cover image Mr. Breakfast

Mr. Breakfast

Jonathan Carroll. Melville House, $27.99 (272p) ISBN 978-1-61219-992-4

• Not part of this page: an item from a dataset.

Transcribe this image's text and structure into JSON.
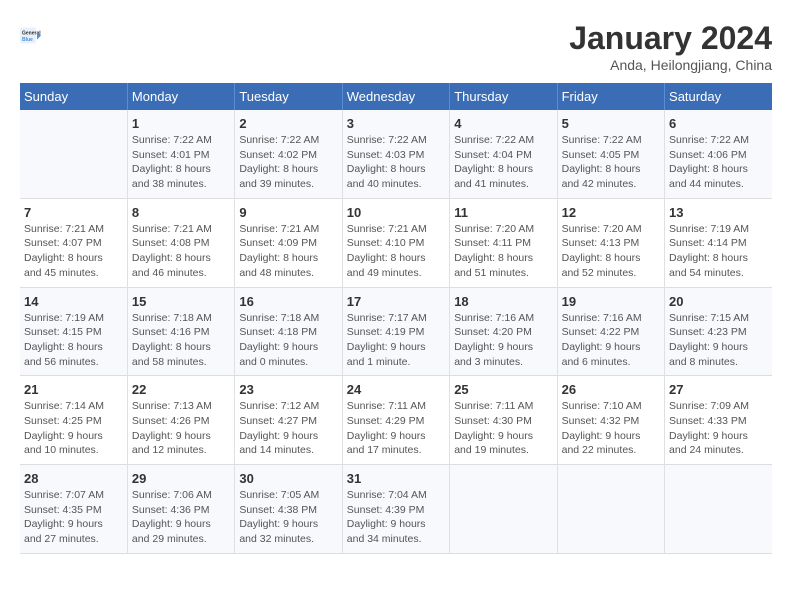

This self-congratulatory contemporary fantasy from Carroll (Bathing the Lion) follows comedian-turned-photographer Graham Patterson as he explores the alternate directions his life could take. While fleeing from his comedy career on a road trip across the U.S., Patterson impulsively gets a tattoo from Anna Mae Collins. Soon thereafter, he starts to see “mirror versions” of himself, first witnessing himself get kidnapped. Collins conveniently returns to explain that the “Breakfast Tattoo” Patterson selected gives the bearer the ability to observe, and ultimately choose between, three different versions of his own life. Carroll takes pains to assure the reader that the protagonist’s jokes are funny and his photographs magnificent, and the narrative frequently stalls to explain the message of a scene through heavy-handed metaphor, leaving little room for imagination or interpretation. Together with a stable of female characters almost universally concerned with motherhood, and disabled characters built on tired stereotypes (a “spooky” blind person, a murderous schizophrenic, and a burdensome autistic child), it makes for a turgid reading experience. While the alternate realities deliver some genuine surprises alongside the occasional heartfelt meditation on the randomness of life and the futility in trying to control it, the whole is too trite to be very thought provoking. All but Carroll’s most devoted fans can skip this. (Jan.)